I am letting go of delusion.
As much as I’d like to avow that Donald Trump is not my president, he appears to have won legitimately. With all due respect to Michael Moore’s morning-after-the-election to-do list, harboring a belief or hope that somehow Trump will be intercepted before taking office does not seem realistic.
I am letting go of blame.
It’s terribly easy (and lazy) to simply shoot arrows at Trump supporters, to write them all off as stupid, bigoted and reckless. The blame game is a waste of time. Let’s try to be less reactive and more productive.
I am letting go of shame.
Yes, it’s humiliating to have Mr. Trump as our national leader. As the elders have pointed out: we’ve lived through some terrible presidents in recent history. Remember the years 2000-2008? I used to tell people I was from Canada, not Texas, when traveling internationally.
I am letting go of hatred.
Like many people, I despise Donald Trump. I can scarcely bring myself to look at him, much less listen to him bloviate. Yet, I realize this is not productive. Instead, slowly and gradually, I am practicing metta for Donald Trump. May he be safe, happy, healthy and free from suffering. May we all be safe, happy, healthy and free from suffering.
I am letting go of despair.
Life is tough. Personal dramas and tragedies abound. The future is uncertain and this moment feels particularly dark and dreadful. It would be a cinch to slide into depression.
Holding on to delusion, blame, shame and hatred is harmful. While it is okay to feel what we feel and important to process in due time, I am choosing in each moment to let go of despair, to let go of my deeper-than-realized attachment to liberal rhetoric, to let go of buying into the endless narrative.
I am choosing to move toward the light.
I leave you with the wise and eloquent words of Alice Walker:
“Our surprise, our shock, our anger, all of it points to how fast asleep we were. This is not a lament. It is counsel. It is saying: We can awaken completely. he best sign of which will be how we treat every being who crosses our path. For real change is personal. The change within ourselves expressed in our willingness to hear, and have patience with, the “other.” Together we move forward.

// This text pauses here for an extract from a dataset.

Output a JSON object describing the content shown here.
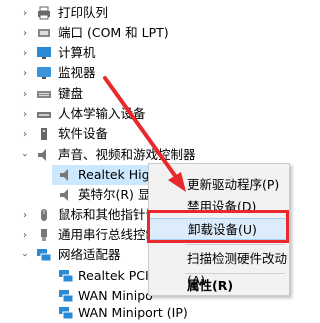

Anger, the pointing of fingers, the wishing that everyone had done exactly as you did, none of that will help relieve our pain. We are here now. In this scary, and to some quite new and never imagined place. What do we do with our fear?
Do we turn on others, or toward others? Do we share our awakening, or only our despair?
The choice is ours.”
Author: Michelle Margaret Fajkus
Image: With a persmission of @gypsieraleigh Instagram
Editor: Sara Kärpänen